Agency
National Institute of Health (NIH)
Institute
National Institute of Environmental Health Sciences (NIEHS)
Type
Center Core Grants (P30)
Project #
2P30ES005605-22
Application #
8279705
Study Section
Environmental Health Sciences Review Committee (EHS)
Project Start
2012-05-01
Project End
2017-03-31
Budget Start
2012-05-01
Budget End
2013-03-31
Support Year
22
Fiscal Year
2012
Total Cost
$300,101
Indirect Cost
$111,180
Name
University of Iowa
Department
Type
DUNS #
062761671
City
Iowa City
State
IA
Country
United States
Zip Code
52242
Gottipati, Koteswara R; Bandari, Shiva Kumar; Nonnenmann, Matthew W et al. (2015) Transcriptional mechanisms and protein kinase signaling mediate organic dust induction of IL-8 expression in lung epithelial and THP-1 cells. Am J Physiol Lung Cell Mol Physiol 308:L11-21
Heard, Jason P; McDonald, Kara M; Xing, Yunfan et al. (2015) Regional and national review of factors associated with burn wound cellulitis. J Burn Care Res 36:23-32
Chang, Eugene H; Tang, Xiao Xiao; Shah, Viral S et al. (2015) Medical reversal of chronic sinusitis in a cystic fibrosis patient with ivacaftor. Int Forum Allergy Rhinol 5:178-81
Barros, Nirmalla; Field, Dan W; Steck, Daniel J et al. (2015) Comparative survey of outdoor, residential and workplace radon concentrations. Radiat Prot Dosimetry 163:325-32
Rigler, Shannon L; Kay, Denise M; Sicko, Robert J et al. (2015) Novel copy-number variants in a population-based investigation of classic heterotaxy. Genet Med 17:348-57
Zhu, Yong; Romitti, Paul A; Caspers Conway, Kristin M et al. (2015) Genitourinary health in a population-based cohort of males with Duchenne and Becker Muscular dystrophies. Muscle Nerve 52:22-7
Berton, G; Castaldi, M A; Cassatella, M A et al. (2015) Editorial: Celebrating the 50th anniversary of the seminal discovery that the phagocyte respiratory burst enzyme is an NADPH oxidase. J Leukoc Biol 97:2-Jan
Kilburg-Basnyat, Brita; Metwali, Nervana; Thorne, Peter S (2015) Effect of deployment time on endotoxin and allergen exposure assessment using electrostatic dust collectors. Ann Occup Hyg 59:104-15
Wu, Xianai; Barnhart, Christopher; Lein, Pamela J et al. (2015) Hepatic metabolism affects the atropselective disposition of 2,2',3,3',6,6'-hexachlorobiphenyl (PCB 136) in mice. Environ Sci Technol 49:616-25

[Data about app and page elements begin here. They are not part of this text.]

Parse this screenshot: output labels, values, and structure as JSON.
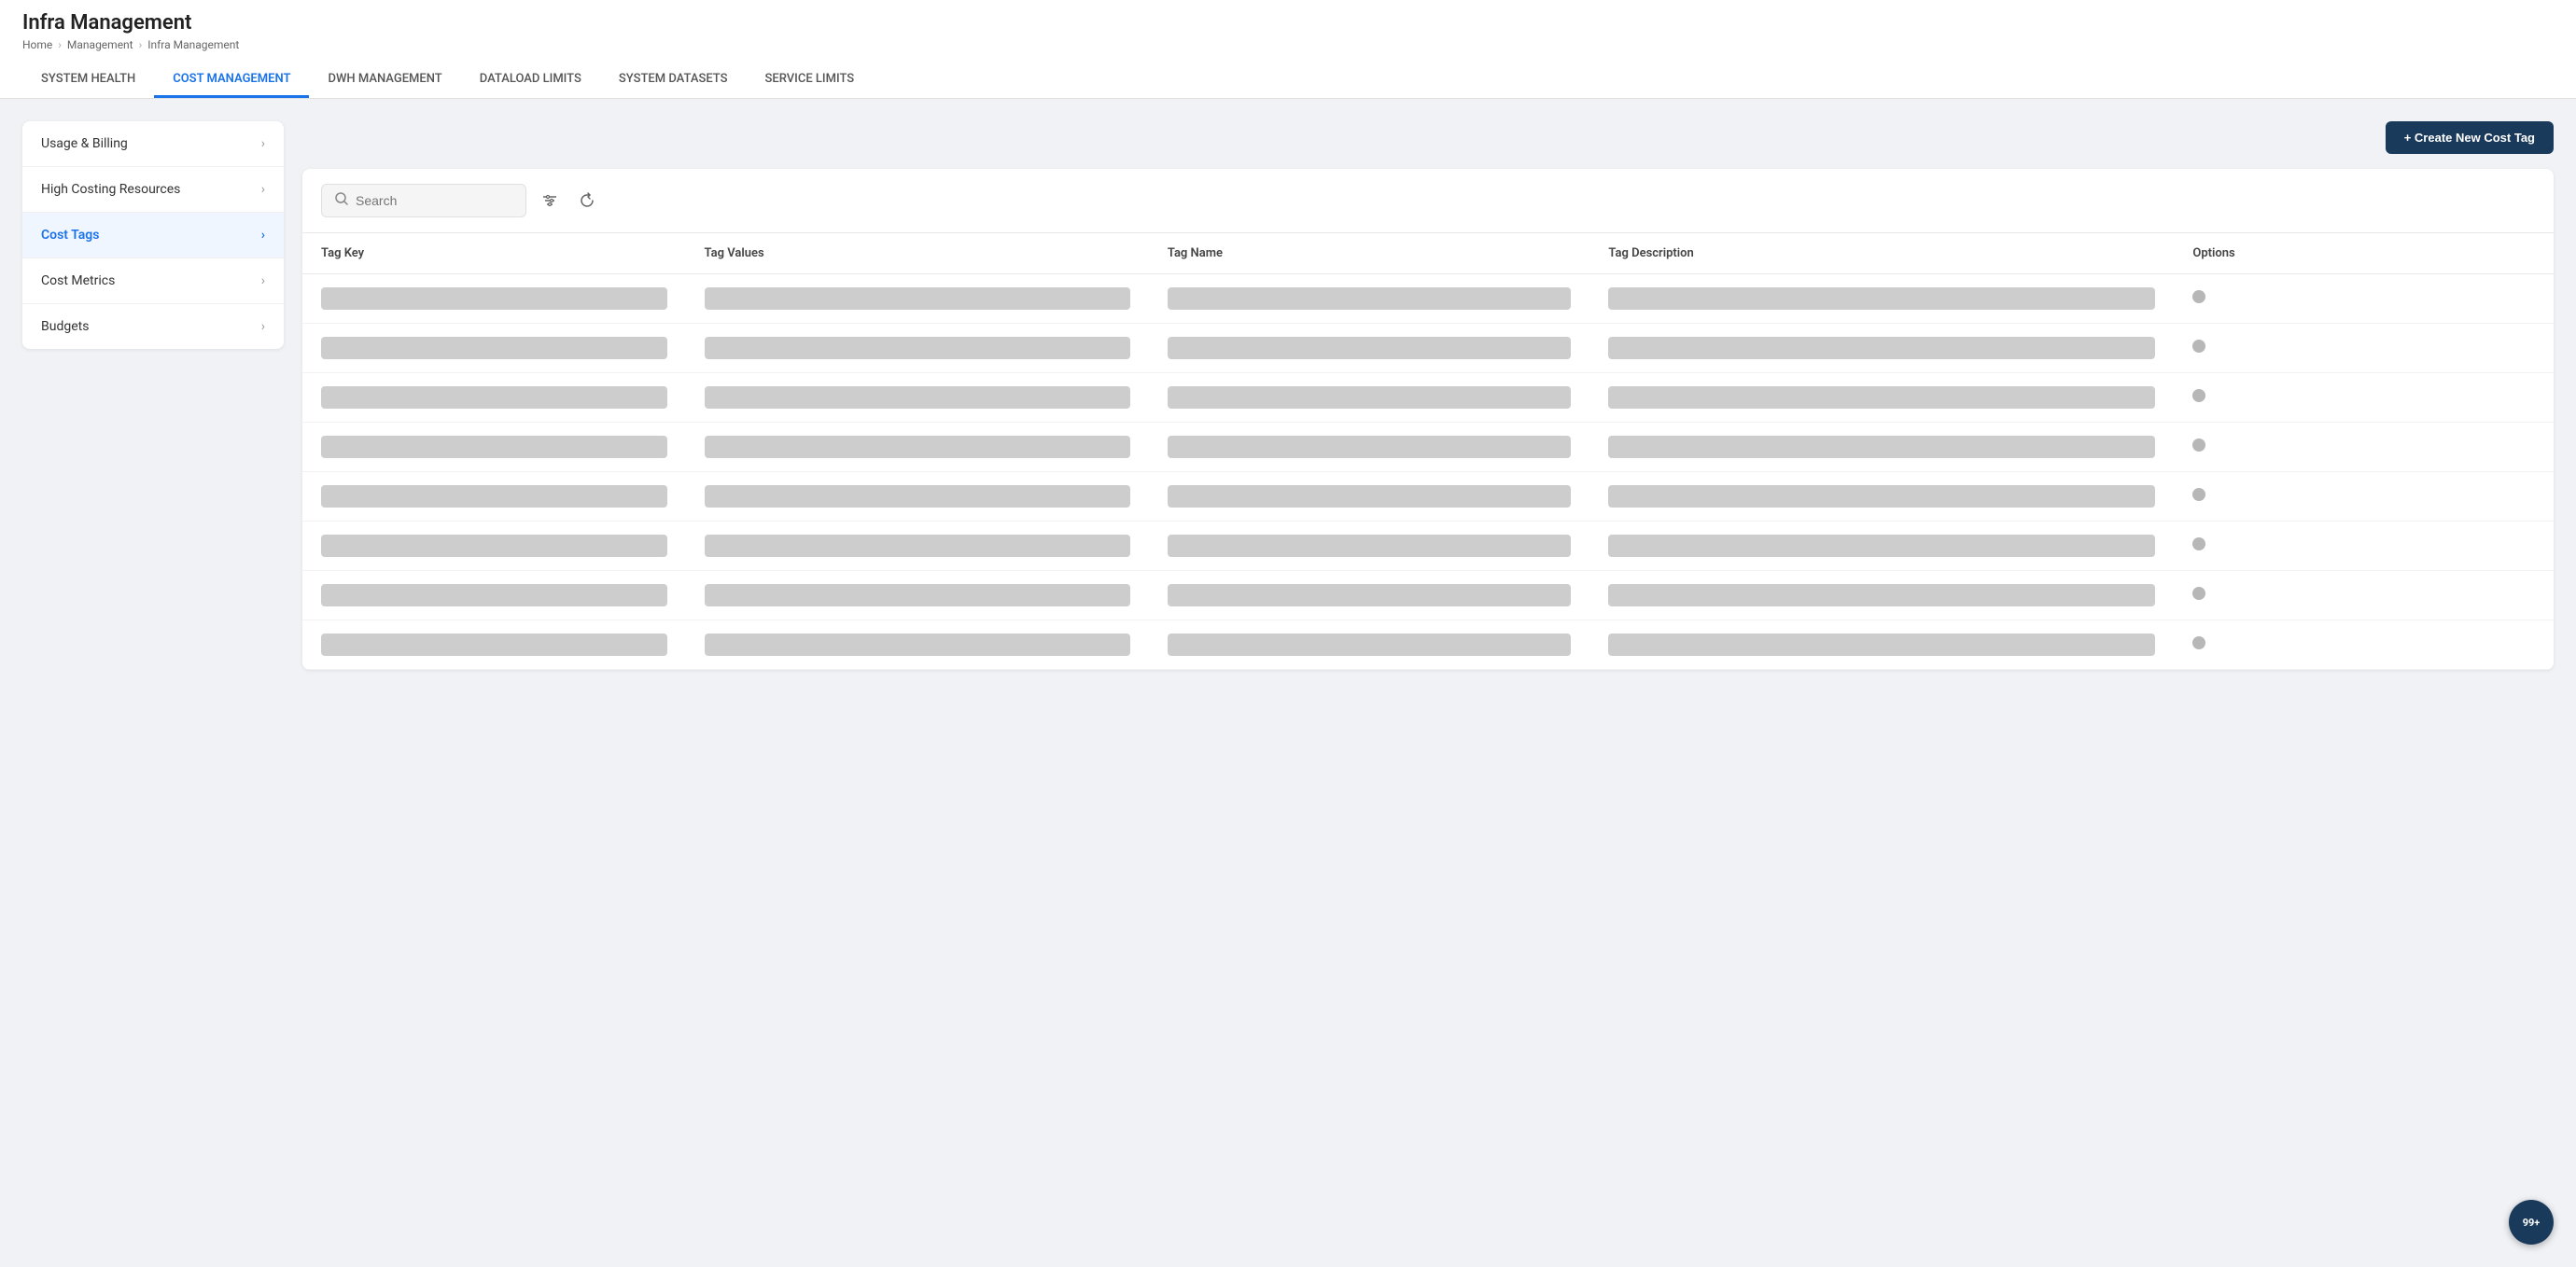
{
  "page": {
    "title": "Infra Management",
    "breadcrumbs": [
      "Home",
      "Management",
      "Infra Management"
    ]
  },
  "tabs": [
    {
      "id": "system-health",
      "label": "SYSTEM HEALTH",
      "active": false
    },
    {
      "id": "cost-management",
      "label": "COST MANAGEMENT",
      "active": true
    },
    {
      "id": "dwh-management",
      "label": "DWH MANAGEMENT",
      "active": false
    },
    {
      "id": "dataload-limits",
      "label": "DATALOAD LIMITS",
      "active": false
    },
    {
      "id": "system-datasets",
      "label": "SYSTEM DATASETS",
      "active": false
    },
    {
      "id": "service-limits",
      "label": "SERVICE LIMITS",
      "active": false
    }
  ],
  "sidebar": {
    "items": [
      {
        "id": "usage-billing",
        "label": "Usage & Billing",
        "active": false
      },
      {
        "id": "high-costing-resources",
        "label": "High Costing Resources",
        "active": false
      },
      {
        "id": "cost-tags",
        "label": "Cost Tags",
        "active": true
      },
      {
        "id": "cost-metrics",
        "label": "Cost Metrics",
        "active": false
      },
      {
        "id": "budgets",
        "label": "Budgets",
        "active": false
      }
    ]
  },
  "actions": {
    "create_button_label": "+ Create New Cost Tag"
  },
  "search": {
    "placeholder": "Search"
  },
  "table": {
    "columns": [
      "Tag Key",
      "Tag Values",
      "Tag Name",
      "Tag Description",
      "Options"
    ],
    "rows": [
      {
        "id": 1
      },
      {
        "id": 2
      },
      {
        "id": 3
      },
      {
        "id": 4
      },
      {
        "id": 5
      },
      {
        "id": 6
      },
      {
        "id": 7
      },
      {
        "id": 8
      }
    ]
  },
  "notification": {
    "badge": "99+"
  },
  "icons": {
    "chevron_right": "›",
    "search": "🔍",
    "filter": "⚙",
    "refresh": "↻",
    "plus": "+"
  }
}
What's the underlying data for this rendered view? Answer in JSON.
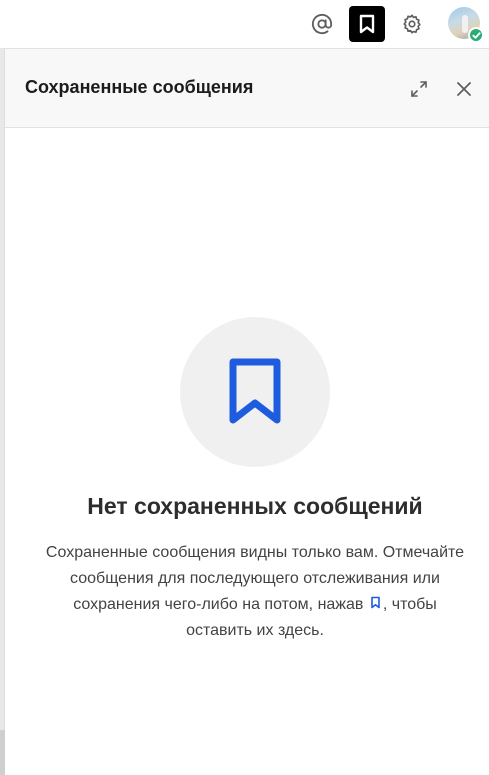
{
  "topbar": {
    "icons": [
      "at-icon",
      "bookmark-icon",
      "gear-icon"
    ],
    "active": "bookmark-icon",
    "presence_status": "active"
  },
  "panel": {
    "title": "Сохраненные сообщения"
  },
  "empty_state": {
    "title": "Нет сохраненных сообщений",
    "desc_part1": "Сохраненные сообщения видны только вам. Отмечайте сообщения для последующего отслеживания или сохранения чего-либо на потом, нажав",
    "desc_part2": ", чтобы оставить их здесь."
  },
  "colors": {
    "accent_blue": "#1d5cde",
    "presence_green": "#2bac76",
    "header_bg": "#f8f8f8"
  }
}
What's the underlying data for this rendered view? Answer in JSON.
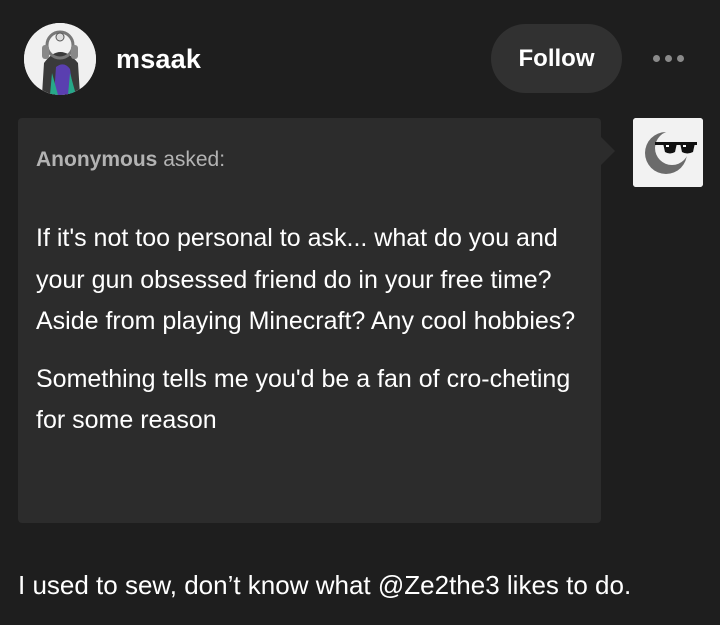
{
  "header": {
    "username": "msaak",
    "follow_label": "Follow"
  },
  "ask": {
    "asker": "Anonymous",
    "asked_label": "asked:",
    "question_paragraphs": [
      "If it's not too personal to ask... what do you and your gun obsessed friend do in your free time? Aside from playing Minecraft? Any cool hobbies?",
      "Something tells me you'd be a fan of cro-cheting for some reason"
    ]
  },
  "answer": {
    "text": "I used to sew, don’t know what @Ze2the3 likes to do."
  },
  "colors": {
    "background": "#1e1e1e",
    "bubble": "#2c2c2c",
    "follow_button": "#313131",
    "muted_text": "#b3b3b3"
  },
  "icons": {
    "more": "ellipsis-icon",
    "anon_avatar": "sunglasses-moon-icon"
  }
}
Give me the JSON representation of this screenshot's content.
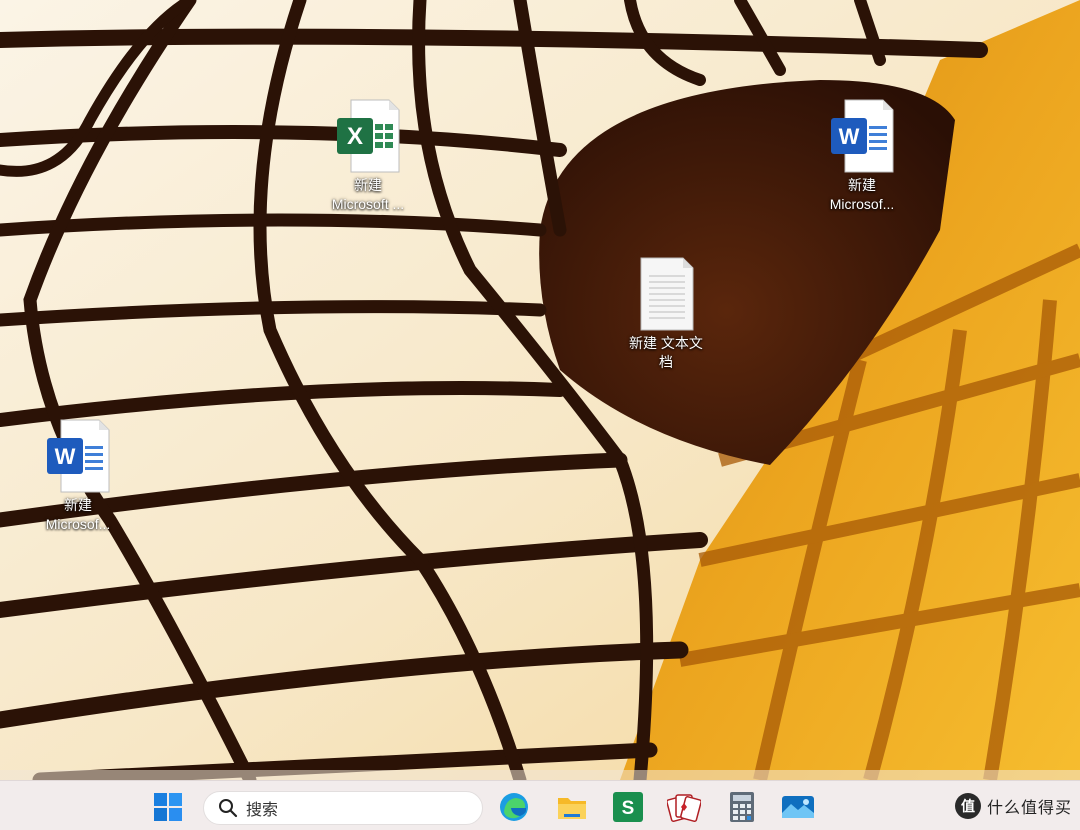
{
  "desktop": {
    "icons": [
      {
        "app": "excel",
        "label": "新建\nMicrosoft ..."
      },
      {
        "app": "word",
        "label": "新建\nMicrosof..."
      },
      {
        "app": "text",
        "label": "新建 文本文\n档"
      },
      {
        "app": "word",
        "label": "新建\nMicrosof..."
      }
    ]
  },
  "taskbar": {
    "start_icon": "windows-logo-icon",
    "search_placeholder": "搜索",
    "pinned_apps": [
      {
        "name": "edge",
        "icon": "edge-icon"
      },
      {
        "name": "file-explorer",
        "icon": "folder-icon"
      },
      {
        "name": "wps-spreadsheet",
        "icon": "spreadsheet-s-icon",
        "glyph": "S"
      },
      {
        "name": "solitaire",
        "icon": "cards-icon"
      },
      {
        "name": "calculator",
        "icon": "calculator-icon"
      },
      {
        "name": "photos",
        "icon": "photos-icon"
      }
    ],
    "watermark_badge": "值",
    "watermark_text": "什么值得买"
  },
  "colors": {
    "excel_green": "#1f7244",
    "word_blue": "#1e5bbd",
    "taskbar_bg": "#f2ecec",
    "wallpaper_gold": "#e8a21c"
  }
}
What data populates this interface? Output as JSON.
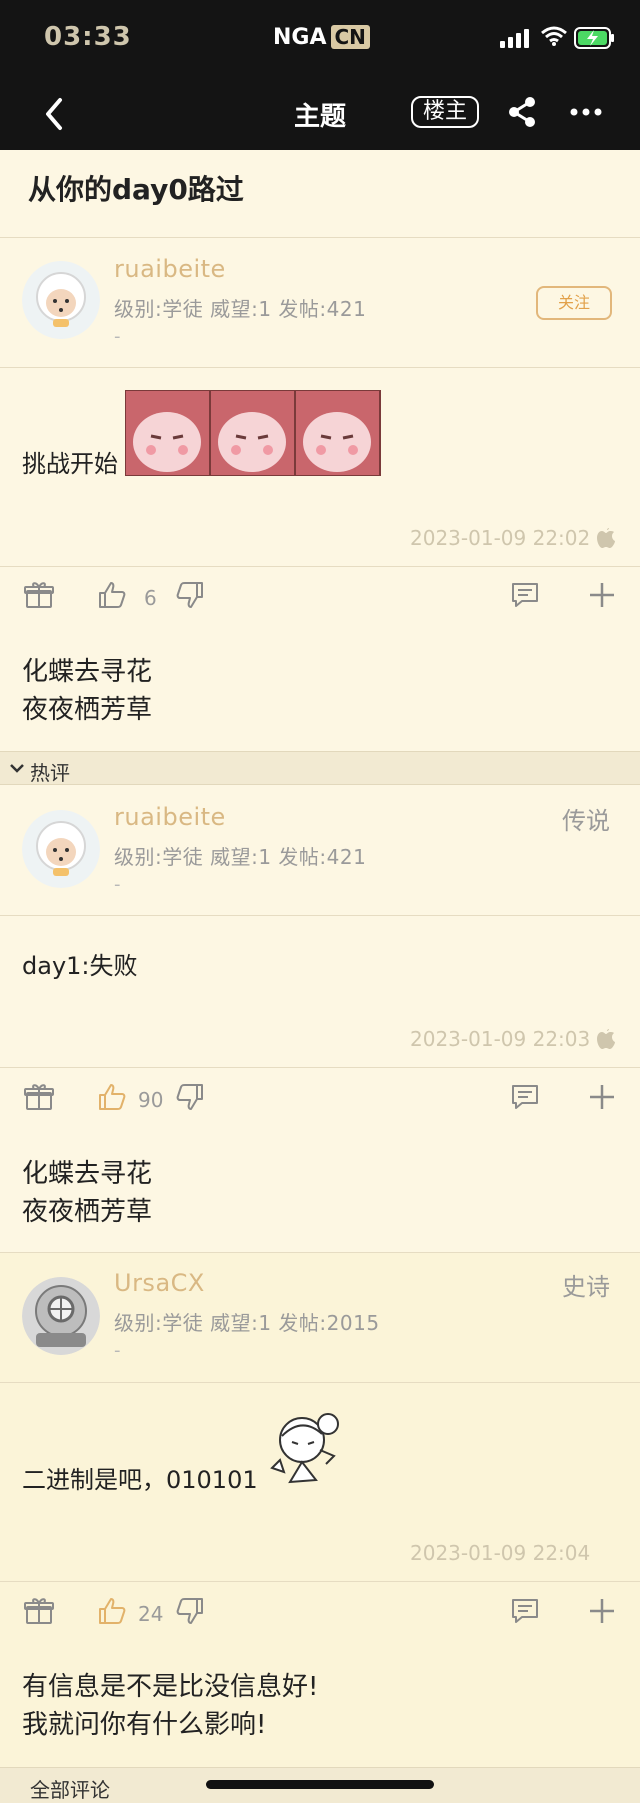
{
  "status_bar": {
    "time": "03:33",
    "app_logo": "NGA",
    "app_logo_suffix": "CN"
  },
  "nav": {
    "title": "主题",
    "owner_label": "楼主"
  },
  "thread": {
    "title": "从你的day0路过"
  },
  "posts": [
    {
      "username": "ruaibeite",
      "meta": "级别:学徒   威望:1   发帖:421",
      "dash": "-",
      "follow_label": "关注",
      "content": "挑战开始",
      "timestamp": "2023-01-09 22:02",
      "likes": "6",
      "signature": [
        "化蝶去寻花",
        "夜夜栖芳草"
      ]
    },
    {
      "username": "ruaibeite",
      "meta": "级别:学徒   威望:1   发帖:421",
      "dash": "-",
      "rank": "传说",
      "content": "day1:失败",
      "timestamp": "2023-01-09 22:03",
      "likes": "90",
      "signature": [
        "化蝶去寻花",
        "夜夜栖芳草"
      ]
    },
    {
      "username": "UrsaCX",
      "meta": "级别:学徒   威望:1   发帖:2015",
      "dash": "-",
      "rank": "史诗",
      "content": "二进制是吧，010101",
      "timestamp": "2023-01-09 22:04",
      "likes": "24",
      "signature": [
        "有信息是不是比没信息好!",
        "我就问你有什么影响!"
      ]
    }
  ],
  "sections": {
    "hot": "热评",
    "all": "全部评论"
  },
  "colors": {
    "accent": "#d9b883",
    "background": "#fdf7e3",
    "liked": "#e2b26a"
  }
}
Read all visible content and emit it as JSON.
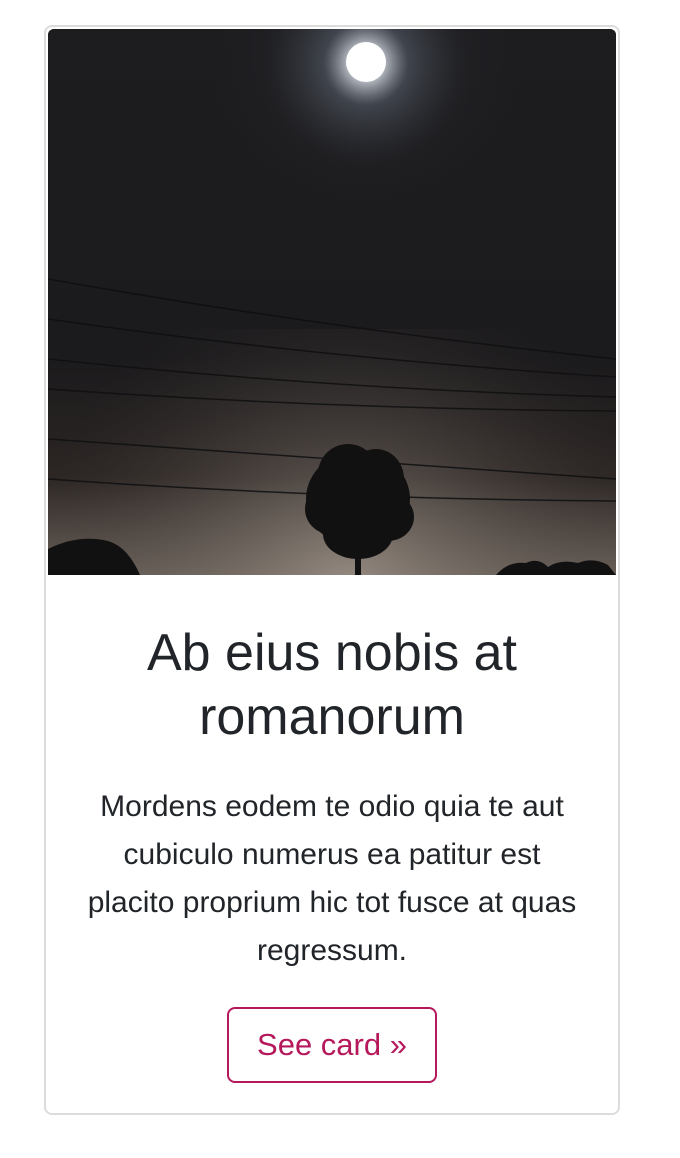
{
  "card": {
    "image_alt": "Moon over night sky with power lines and a tree silhouette",
    "title": "Ab eius nobis at romanorum",
    "text": "Mordens eodem te odio quia te aut cubiculo numerus ea patitur est placito proprium hic tot fusce at quas regressum.",
    "button_label": "See card »"
  },
  "colors": {
    "accent": "#b5195c",
    "text": "#212529",
    "border": "#dcdcdc"
  }
}
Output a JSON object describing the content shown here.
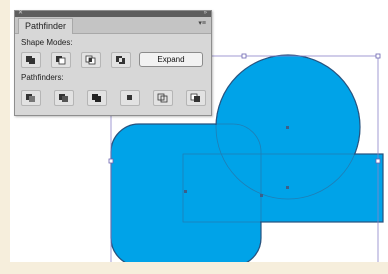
{
  "panel": {
    "tab_label": "Pathfinder",
    "shape_modes_label": "Shape Modes:",
    "pathfinders_label": "Pathfinders:",
    "expand_label": "Expand",
    "shape_mode_icons": [
      "unite-icon",
      "minus-front-icon",
      "intersect-icon",
      "exclude-icon"
    ],
    "pathfinder_icons": [
      "divide-icon",
      "trim-icon",
      "merge-icon",
      "crop-icon",
      "outline-icon",
      "minus-back-icon"
    ]
  },
  "colors": {
    "shape_fill": "#00a3e8",
    "shape_stroke": "#1b4a77",
    "selection": "#8a82c9",
    "canvas_border": "#f6eedc"
  }
}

Cyr, A R; Kulak, M V; Park, J M et al. (2015) TFAP2C governs the luminal epithelial phenotype in mammary development and carcinogenesis. Oncogene 34:436-44

Showing the most recent 10 out of 429 publications